Other companies have begun to repatriate their foreign funds, which Kane said could help cover corporate expenses. McCormick & Company, a spice, herbs and flavoring manufacturer, repatriated $70 million in 2012, according to the company’s most recent SEC filings. Even still, most of the company’s cash is held in foreign subsidiaries, the filings said.
A spokesperson for McCormick and Co. could not be reached for comment.
Some of the largest U.S. corporations make about half of their money internationally, Delaney said. The bill is just a way to get some of it back.

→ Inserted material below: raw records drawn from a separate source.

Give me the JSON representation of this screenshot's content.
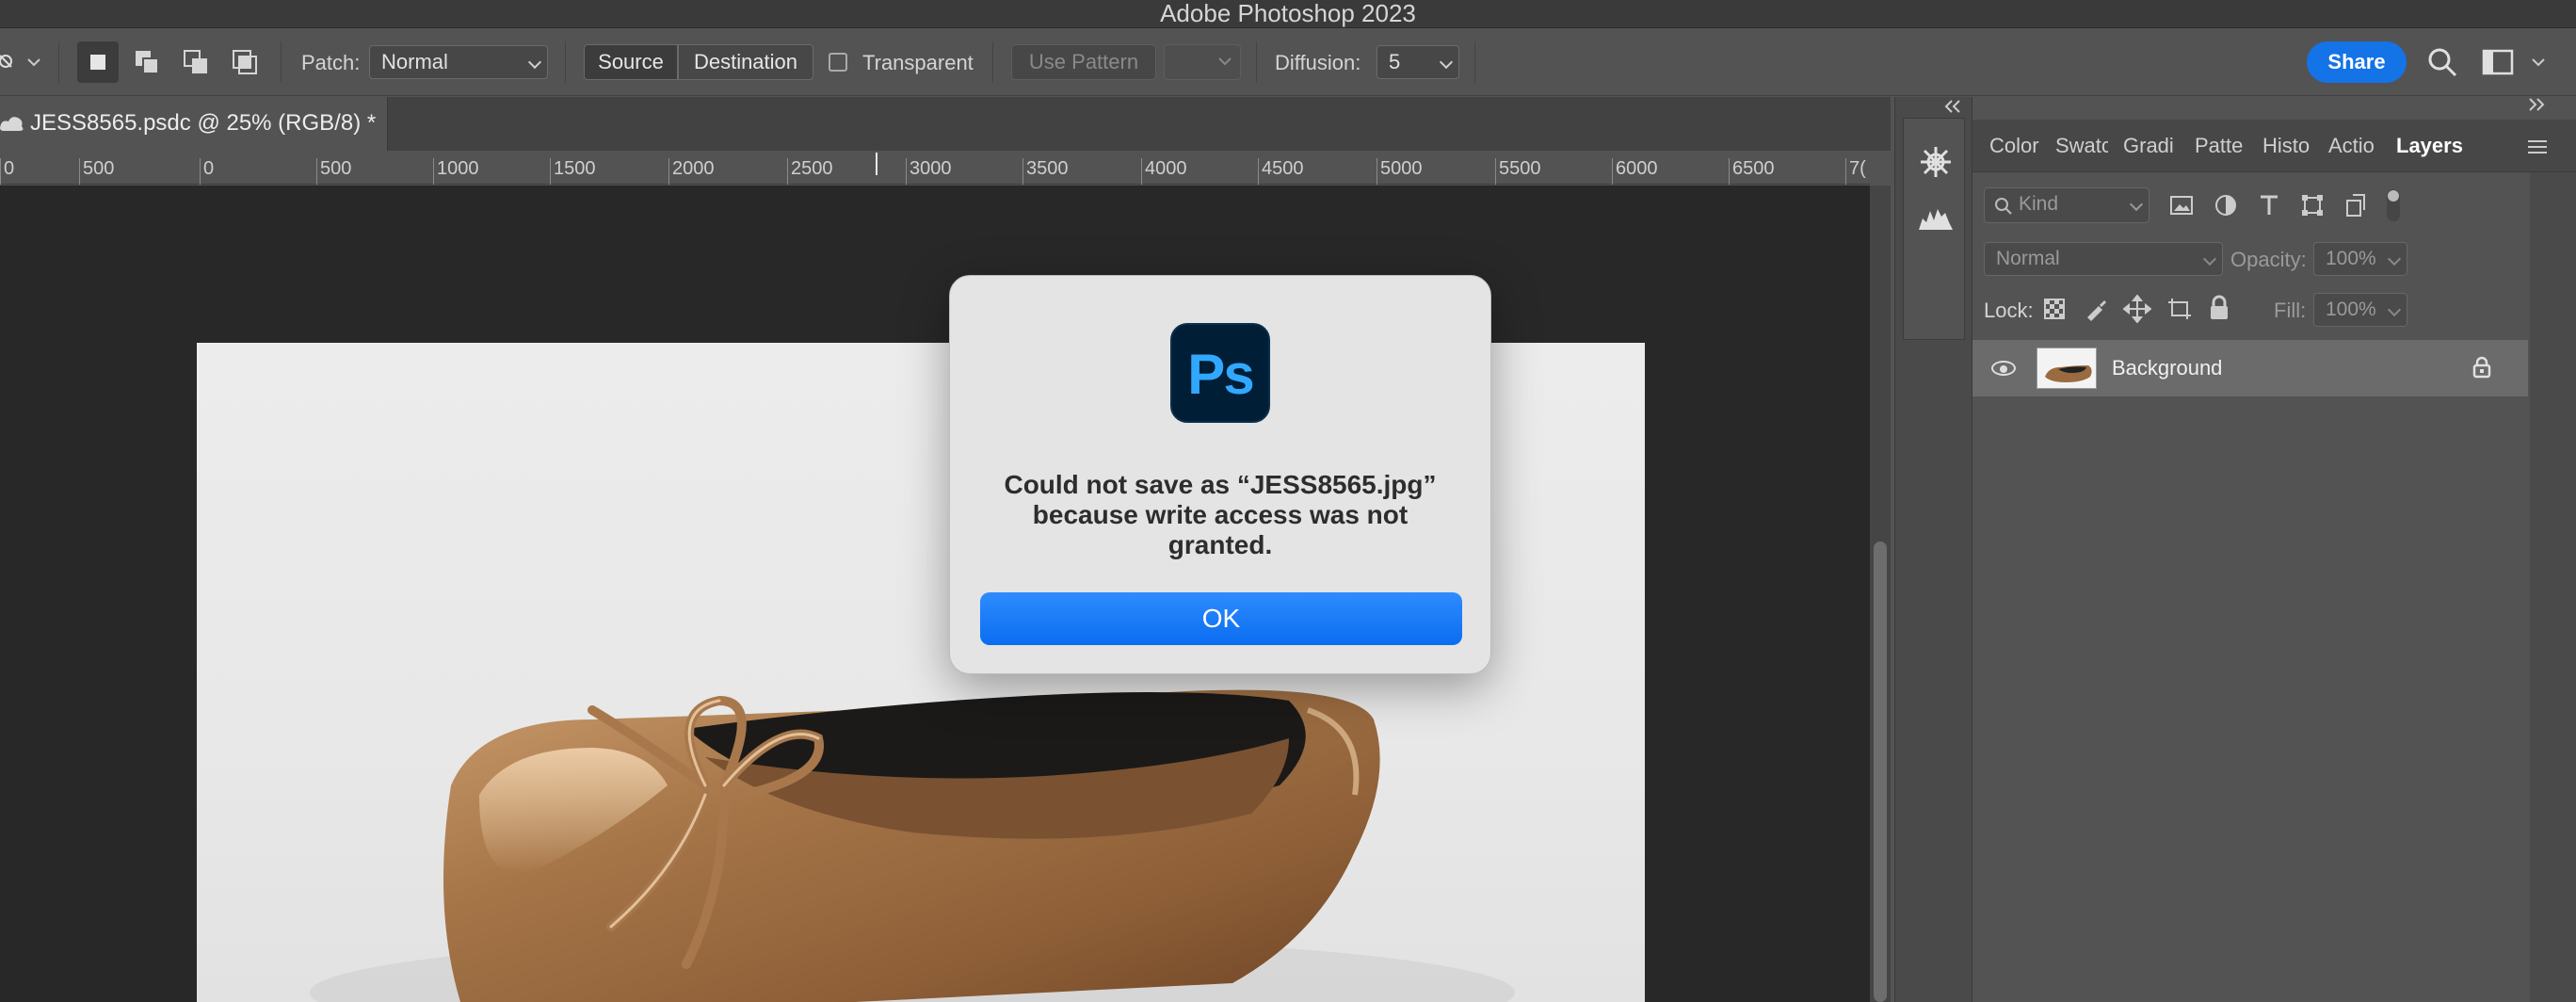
{
  "window": {
    "title": "Adobe Photoshop 2023"
  },
  "options_bar": {
    "patch_label": "Patch:",
    "patch_mode": "Normal",
    "source_label": "Source",
    "destination_label": "Destination",
    "transparent_label": "Transparent",
    "use_pattern_label": "Use Pattern",
    "diffusion_label": "Diffusion:",
    "diffusion_value": "5",
    "share_label": "Share"
  },
  "document": {
    "tab_title": "JESS8565.psdc @ 25% (RGB/8) *"
  },
  "ruler": {
    "ticks": [
      "0",
      "500",
      "0",
      "500",
      "1000",
      "1500",
      "2000",
      "2500",
      "3000",
      "3500",
      "4000",
      "4500",
      "5000",
      "5500",
      "6000",
      "6500",
      "7("
    ]
  },
  "dialog": {
    "message": "Could not save as “JESS8565.jpg” because write access was not granted.",
    "ok_label": "OK",
    "app_logo_text": "Ps"
  },
  "panels": {
    "tabs": [
      "Color",
      "Swatc",
      "Gradi",
      "Patte",
      "Histo",
      "Actio",
      "Layers"
    ],
    "active_tab": "Layers",
    "kind_placeholder": "Kind",
    "blend_mode": "Normal",
    "opacity_label": "Opacity:",
    "opacity_value": "100%",
    "lock_label": "Lock:",
    "fill_label": "Fill:",
    "fill_value": "100%",
    "layers": [
      {
        "name": "Background",
        "locked": true
      }
    ]
  },
  "colors": {
    "accent": "#1473e6",
    "ok_button": "#0a6df0",
    "ps_logo_bg": "#001e36",
    "ps_logo_text": "#31a8ff"
  }
}
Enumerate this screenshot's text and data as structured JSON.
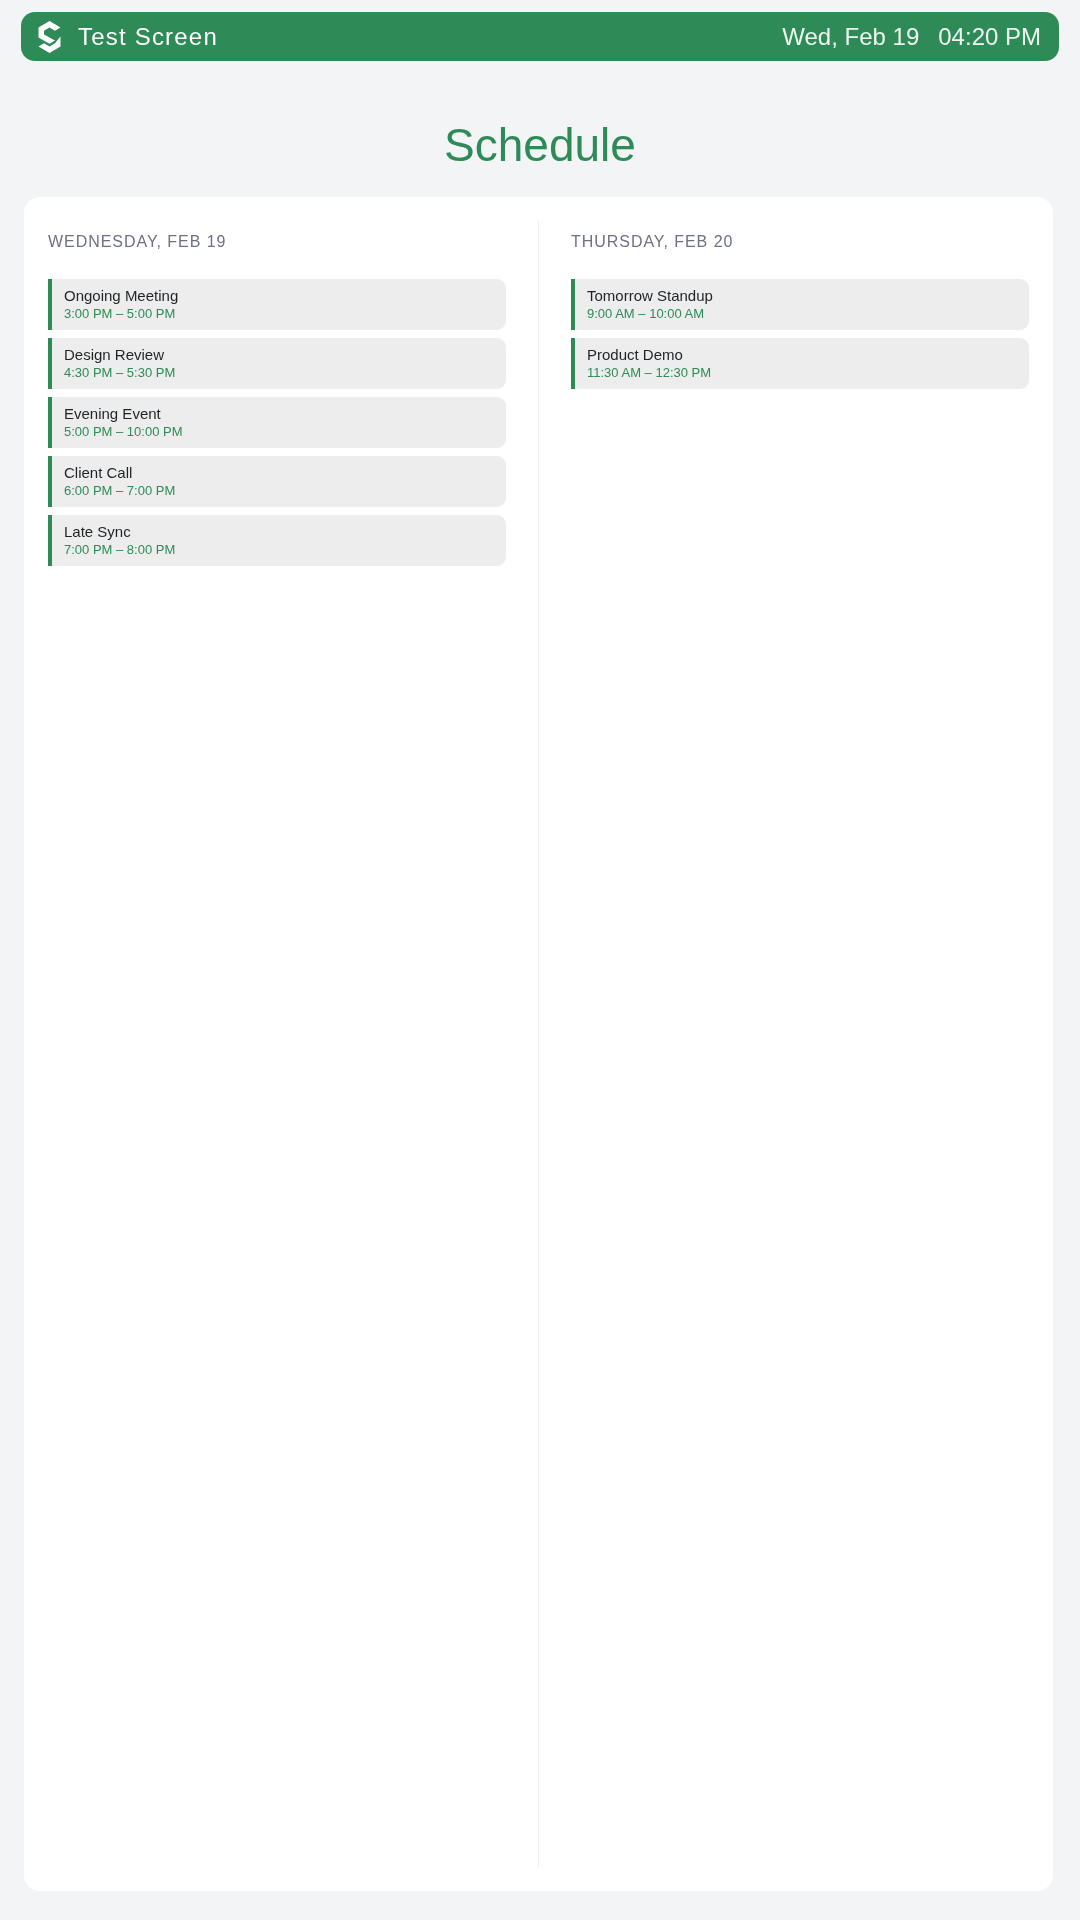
{
  "header": {
    "title": "Test Screen",
    "date": "Wed, Feb 19",
    "time": "04:20 PM"
  },
  "page_title": "Schedule",
  "days": [
    {
      "heading": "WEDNESDAY, FEB 19",
      "events": [
        {
          "title": "Ongoing Meeting",
          "time": "3:00 PM – 5:00 PM"
        },
        {
          "title": "Design Review",
          "time": "4:30 PM – 5:30 PM"
        },
        {
          "title": "Evening Event",
          "time": "5:00 PM – 10:00 PM"
        },
        {
          "title": "Client Call",
          "time": "6:00 PM – 7:00 PM"
        },
        {
          "title": "Late Sync",
          "time": "7:00 PM – 8:00 PM"
        }
      ]
    },
    {
      "heading": "THURSDAY, FEB 20",
      "events": [
        {
          "title": "Tomorrow Standup",
          "time": "9:00 AM – 10:00 AM"
        },
        {
          "title": "Product Demo",
          "time": "11:30 AM – 12:30 PM"
        }
      ]
    }
  ]
}
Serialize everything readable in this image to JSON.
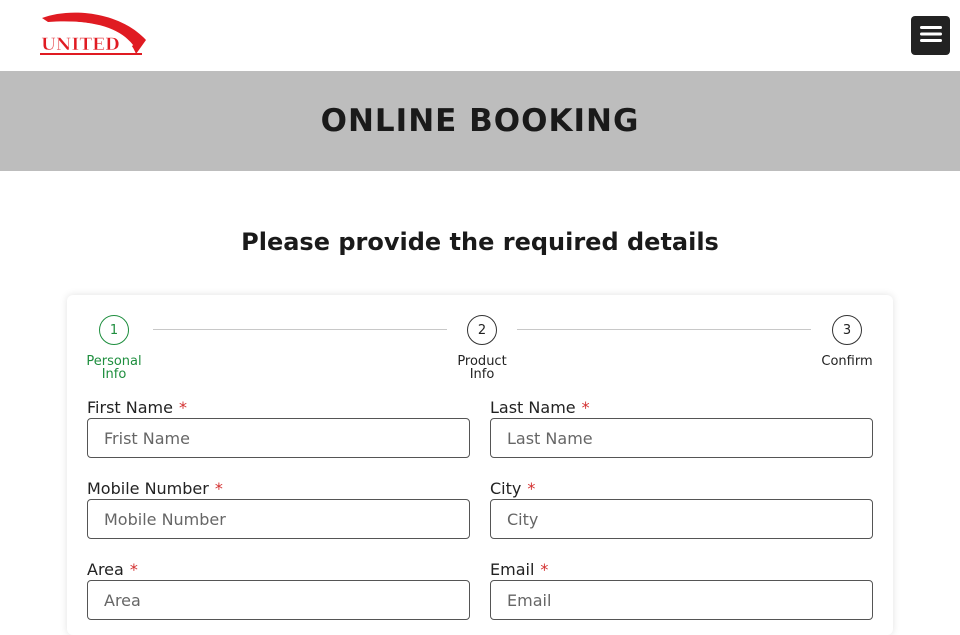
{
  "header": {
    "logo_text": "UNITED",
    "menu_icon": "hamburger-menu-icon"
  },
  "banner": {
    "title": "ONLINE BOOKING"
  },
  "main": {
    "subtitle": "Please provide the required details"
  },
  "steps": [
    {
      "number": "1",
      "label": "Personal Info",
      "active": true
    },
    {
      "number": "2",
      "label": "Product Info",
      "active": false
    },
    {
      "number": "3",
      "label": "Confirm",
      "active": false
    }
  ],
  "form": {
    "required_marker": "*",
    "first_name": {
      "label": "First Name",
      "placeholder": "Frist Name",
      "value": ""
    },
    "last_name": {
      "label": "Last Name",
      "placeholder": "Last Name",
      "value": ""
    },
    "mobile": {
      "label": "Mobile Number",
      "placeholder": "Mobile Number",
      "value": ""
    },
    "city": {
      "label": "City",
      "placeholder": "City",
      "value": ""
    },
    "area": {
      "label": "Area",
      "placeholder": "Area",
      "value": ""
    },
    "email": {
      "label": "Email",
      "placeholder": "Email",
      "value": ""
    }
  },
  "colors": {
    "brand_red": "#e01b22",
    "active_step": "#1e8e3e",
    "banner_bg": "#bdbdbd",
    "required": "#d32f2f"
  }
}
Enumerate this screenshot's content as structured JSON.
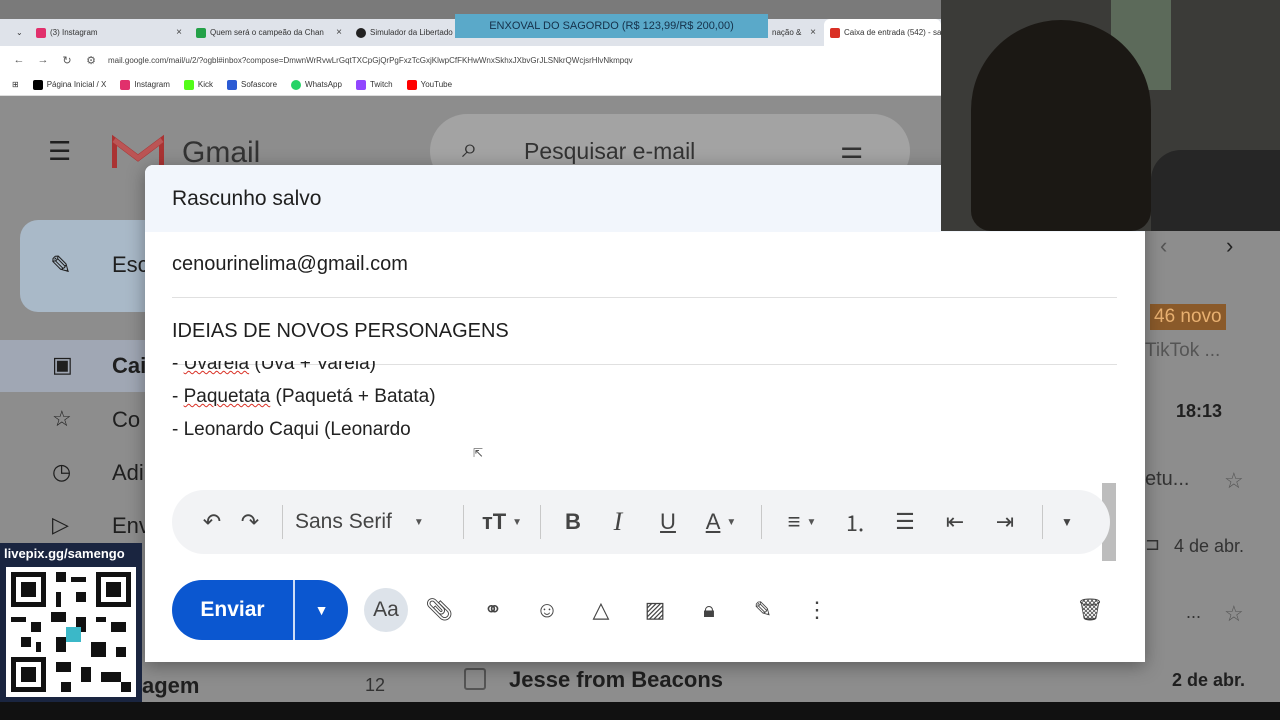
{
  "browser": {
    "tabs": [
      {
        "label": "(3) Instagram",
        "color": "#e1306c"
      },
      {
        "label": "Quem será o campeão da Chan",
        "color": "#24a148"
      },
      {
        "label": "Simulador da Libertado",
        "color": "#222222"
      },
      {
        "label": "nação &",
        "color": "#cccccc"
      },
      {
        "label": "Caixa de entrada (542) - sa",
        "color": "#d93025",
        "active": true
      }
    ],
    "banner": "ENXOVAL DO SAGORDO (R$ 123,99/R$ 200,00)",
    "url": "mail.google.com/mail/u/2/?ogbl#inbox?compose=DmwnWrRvwLrGqtTXCpGjQrPgFxzTcGxjKlwpCfFKHwWnxSkhxJXbvGrJLSNkrQWcjsrHlvNkmpqv",
    "bookmarks": [
      {
        "label": "Página Inicial / X",
        "color": "#000000"
      },
      {
        "label": "Instagram",
        "color": "#e1306c"
      },
      {
        "label": "Kick",
        "color": "#53fc18"
      },
      {
        "label": "Sofascore",
        "color": "#2c5bd4"
      },
      {
        "label": "WhatsApp",
        "color": "#25d366"
      },
      {
        "label": "Twitch",
        "color": "#9146ff"
      },
      {
        "label": "YouTube",
        "color": "#ff0000"
      }
    ]
  },
  "gmail": {
    "logo_text": "Gmail",
    "search_placeholder": "Pesquisar e-mail",
    "compose_label": "Esc",
    "nav": [
      {
        "label": "Cai",
        "icon": "inbox-icon"
      },
      {
        "label": "Co",
        "icon": "star-icon"
      },
      {
        "label": "Adi",
        "icon": "clock-icon"
      },
      {
        "label": "Env",
        "icon": "send-icon"
      }
    ],
    "nav_bottom": {
      "label": "agem",
      "count": "12"
    },
    "right_panel": {
      "badge": "46 novo",
      "snippet1": "TikTok ...",
      "time1": "18:13",
      "snippet2": "etu...",
      "date2": "4 de abr.",
      "snippet3": "...",
      "sender": "Jesse from Beacons",
      "date3": "2 de abr."
    }
  },
  "compose": {
    "title": "Rascunho salvo",
    "recipient": "cenourinelima@gmail.com",
    "subject": "IDEIAS DE NOVOS PERSONAGENS",
    "body_lines": [
      {
        "prefix": "- ",
        "word": "Uvarela",
        "rest": " (Uva + Varela)"
      },
      {
        "prefix": "- ",
        "word": "Paquetata",
        "rest": " (Paquetá + Batata)"
      },
      {
        "prefix": "- ",
        "word": "Leonardo Caqui (Leonardo",
        "rest": ""
      }
    ],
    "font_name": "Sans Serif",
    "send_label": "Enviar",
    "format_label": "Aa"
  },
  "overlay": {
    "qr_label": "livepix.gg/samengo"
  }
}
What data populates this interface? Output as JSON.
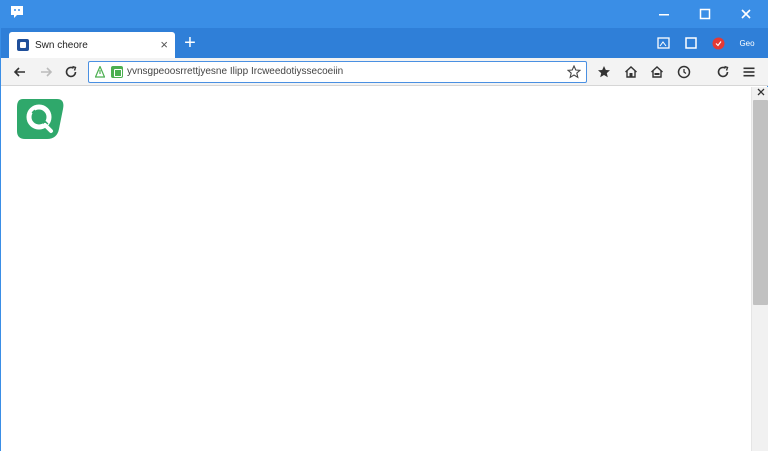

“It creates a way for some of that money to come back, which is good for our economy,” Delaney said. “And it creates this large-scale infrastructure fund, which is good for our country.”
Instead of government funding, the American Infrastructure Fund would raise cash through a $50 billion bond offering. Companies would buy the bonds at a 1 percent fixed interest rate and a 50-year term, in exchange for a chance to repatriate a certain portion of overseas earnings tax-free for every dollar spent on bonds.
A bond to repatriation ratio would be determined by an auction and could result in companies paying an effective 12 percent tax rate, Delaney said. Money raised in the bond sale could then be leveraged and loaned to state and local governments for projects.
The auction process will benefit both the infrastructure fund and the corporations, which will be able to find a price that is right for them, Delaney said.
“We’ve talked to them and they’re very supportive of it,” he said.
The American Business Conference, Associated Equipment Distributors and Terex Corporation are among those supporting the bill.
Tech giants and pharmaceutical corporations have lobbied for a repatriation holiday since the 2004 American Jobs Creation Act allowed them to repatriate at a discounted rate. Because of the intellectually-based capital that these companies thrive on, it is sometimes easier for them to keep assets overseas.
For example, Apple has $124.4 billion held overseas, according to the company’s most recent SEC filing.
The 2004 bill reduced repatriation taxes to 5.25 percent if corporations promised to invest the money at home. The one-year holiday is widely regarded as a failure because it spurred an increase in repatriation, but not an increase in jobs or investments, according to a report by the Congressional Research Service.
“The argument was that it would be a stimulus” to the U.S. economy, Gravelle said. “Most people who studied this found out it was being used to repurchase shares.”
Share repurchases are a common way to boost stock prices.
Corporations used the money to pay stockholders dividends and pay off debts, which doesn’t make for a good stimulus, she continued. Instead, the holiday created a “moral hazard” and companies have parked money overseas, waiting for the next holiday, Gravelle said.
Delaney’s bill has short-term benefits but doesn’t address the larger problems with the tax code, Faulkender said. Corporations will want to move more and more operations overseas if they can find discounts on U.S. taxes, he added.
“If you signal that firms are going to realize a lower tax rate, even after repatriation, on their foreign operations than on their domestic operations, you’re going to incentivize even more offshoring,” he said.
“I don’t think that’s good for the U.S. economy.”